by Alan Deutschman. (2010). New York: Portfolio/Penguin. 182 pages.
Reviewed by Diane Byington, Ph.D.

Deutschman starts out with a little-known story about Martin Luther King, Jr. In 1962, King was speaking at a gathering of the Southern Christian Leadership Conference and, in the middle of his speech, a white man jumped on the stage and punched him in the face several times so hard that he staggered backward and spun half around. He managed to turn back to face his assailant and then he dropped his arms, refusing to defend himself. The man was pulled away, but King insisted on talking to him privately, and he refused to press charges. King’s speech at that meeting was on nonviolence, but his refusal to fight back inspired his followers far more than his eloquent words.

Deutschman’s proposition is that we need to see our leaders “walking the walk” as well as “talking the talk” if we are going to be willing to follow them through difficult circumstances. As a journalist, he has a suitcase full of stories about leaders who successfully walked the walk, and as a result made significant changes in their environments. The stories were fun, and included tales that ranged from Eleanor Roosevelt to Jeff Bezos of Amazon, and a host of others. Reading these stories was the best part of the book.

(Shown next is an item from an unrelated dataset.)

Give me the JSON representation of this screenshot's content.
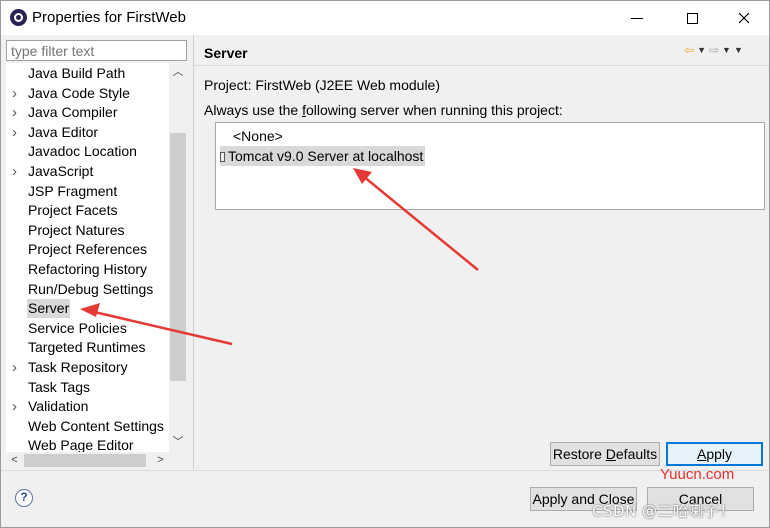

He also includes stories about leaders with great words who didn’t walk the walk. The one that stood out for me was about Al Gore, whose documentary An Inconvenient Truth, focused on the need for significant lifestyle change in order to combat global warming, won an Oscar and influenced millions of people, but whose 10,000 square foot mansion cost $1200 per month to heat. Gore lost leadership opportunities by living in a house four times the size of an average American house, which gave the impression that changes in lifestyle were important for other people but not for him. We haven’t heard much from Mr. Gore since these inconvenient inconsistencies were made public.

Sadly, the book is long on stories and short on guidance that might help beleaguered leaders more effectively walk the walk. Probably the most helpful discussion covered what Deutschman calls “The Rule of One or Two.” He states that “the most crucial role of a leader is establishing and instilling the one or two values that will be most important for an organization or a movement or a community.” Many organizations prescribe a number of values for their employees to follow, but in actuality, these values conflict with each other.

For example, the Coca-Cola Company in 2004 set out a vision of five goals: profit, people, planet, partners, and portfolio (meaning the company’s collection of hundreds of brands). They also had a list of seven shared values: leadership, passion, integrity, accountability, collaboration, innovation, and quality. These sounded great, but how would the organization’s leaders make trade-offs among its five goals? For example, which would be most important, profits or people? Deutschman claims that Coca-Cola is typical of many large corporations: “its top executives devote an impressive amount of time, energy, and money to talking the talk about gallant goals and virtuous values, but ultimately they’re driven by the first virtue of short-term profits.”

Leaders should decide which one or two values are most important for their organizations, and then stick with them through good times and bad. For example, he claims that Coca-Cola’s top two values were actually profit (short-term) and predictability. “When you put those two together, the message is: ‘You will tell us in advance exactly how much to expect your quarterly profits to rise, and you will deliver on these expectations.'”

Deutschman asserts that, when leaders walk the walk: they show what’s really important, they show who and what comes first, they share the struggle and the risk, they gain a firsthand view, they take steps that every potential follower can follow, and they inspire belief. Heady concepts, and his examples inspire us to try even harder to lead by example.

Unfortunately, the hardback edition came out in 2009 and was probably written in 2007, before the recession hit and made some of his examples laughable. In this paperback edition he added a final chapter that admits organizations sometimes fall down in their attempts to walk the walk. For example, one of his shining stories early in the book is about Goldman Sachs and its longtime leader, Sidney James Weinberg, who ran the organization from 1930 to 1969 and whose ability to walk the walk led Goldman to reign as the top house on Wall Street for a half century. However, in the past few years Goldman has been vilified for relentlessly pursuing its own shortsighted self-interest at the expense of its clients. Deutschman explains how a profound cultural shift within the organization in the 1990s pushed the organization to change its orientation from making money advising clients to playing the market on its own. After everything crashed, the organization took $10 billion in federal bailout money and returned to its modus operandi in speculation. In the book’s final chapter, Deutschman cites Goldman as an object lesson in negative results when an organization changes its values from protecting its clients’ long-term best interests to pursuing its own short-term self-interest.

I’m sure Deutschman could write an entire book about this one organization and the others that have turned from gold to rust in recent years, but I came away wondering if “walking the walk” is more complicated than most of the book suggests. It may be easier to set an example when times are good than when times are bad. So, if you read this book, be forewarned that it kind of falls apart at the end.

— Diane Byington is a writer and coach who consults with The Booth Company.